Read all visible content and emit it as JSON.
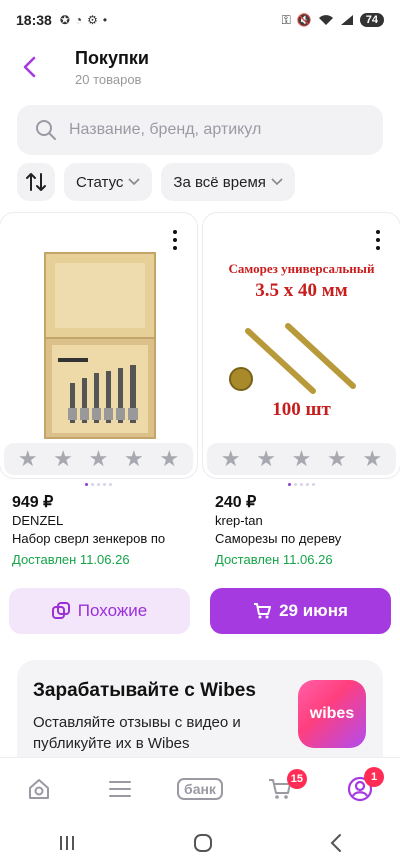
{
  "status_bar": {
    "time": "18:38",
    "battery": "74"
  },
  "header": {
    "title": "Покупки",
    "subtitle": "20 товаров"
  },
  "search": {
    "placeholder": "Название, бренд, артикул"
  },
  "filters": {
    "status_label": "Статус",
    "period_label": "За всё время"
  },
  "products": [
    {
      "price": "949 ₽",
      "brand": "DENZEL",
      "name": "Набор сверл зенкеров по",
      "delivered": "Доставлен 11.06.26",
      "image_icon": "drill-bit-set-box-image"
    },
    {
      "price": "240 ₽",
      "brand": "krep-tan",
      "name": "Саморезы по дереву",
      "delivered": "Доставлен 11.06.26",
      "image_text": {
        "line1": "Саморез универсальный",
        "line2": "3.5 х 40 мм",
        "line3": "100 шт"
      }
    }
  ],
  "actions": {
    "similar_label": "Похожие",
    "date_label": "29 июня"
  },
  "promo": {
    "title": "Зарабатывайте с Wibes",
    "text": "Оставляйте отзывы с видео и публикуйте их в Wibes",
    "logo_text": "wibes"
  },
  "bottom_nav": {
    "bank_label": "банк",
    "cart_badge": "15",
    "profile_badge": "1"
  },
  "colors": {
    "accent": "#a53ae0",
    "accent_light": "#f3e6fb",
    "delivered": "#16a34a",
    "badge": "#ff2d55"
  }
}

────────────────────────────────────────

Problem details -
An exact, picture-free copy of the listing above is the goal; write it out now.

Worked solution -
Read all visible content and emit it as JSON.
{
  "status_bar": {
    "time": "18:38",
    "battery": "74"
  },
  "header": {
    "title": "Покупки",
    "subtitle": "20 товаров"
  },
  "search": {
    "placeholder": "Название, бренд, артикул"
  },
  "filters": {
    "status_label": "Статус",
    "period_label": "За всё время"
  },
  "products": [
    {
      "price": "949 ₽",
      "brand": "DENZEL",
      "name": "Набор сверл зенкеров по",
      "delivered": "Доставлен 11.06.26",
      "image_icon": "drill-bit-set-box-image"
    },
    {
      "price": "240 ₽",
      "brand": "krep-tan",
      "name": "Саморезы по дереву",
      "delivered": "Доставлен 11.06.26",
      "image_text": {
        "line1": "Саморез универсальный",
        "line2": "3.5 х 40 мм",
        "line3": "100 шт"
      }
    }
  ],
  "actions": {
    "similar_label": "Похожие",
    "date_label": "29 июня"
  },
  "promo": {
    "title": "Зарабатывайте с Wibes",
    "text": "Оставляйте отзывы с видео и публикуйте их в Wibes",
    "logo_text": "wibes"
  },
  "bottom_nav": {
    "bank_label": "банк",
    "cart_badge": "15",
    "profile_badge": "1"
  },
  "colors": {
    "accent": "#a53ae0",
    "accent_light": "#f3e6fb",
    "delivered": "#16a34a",
    "badge": "#ff2d55"
  }
}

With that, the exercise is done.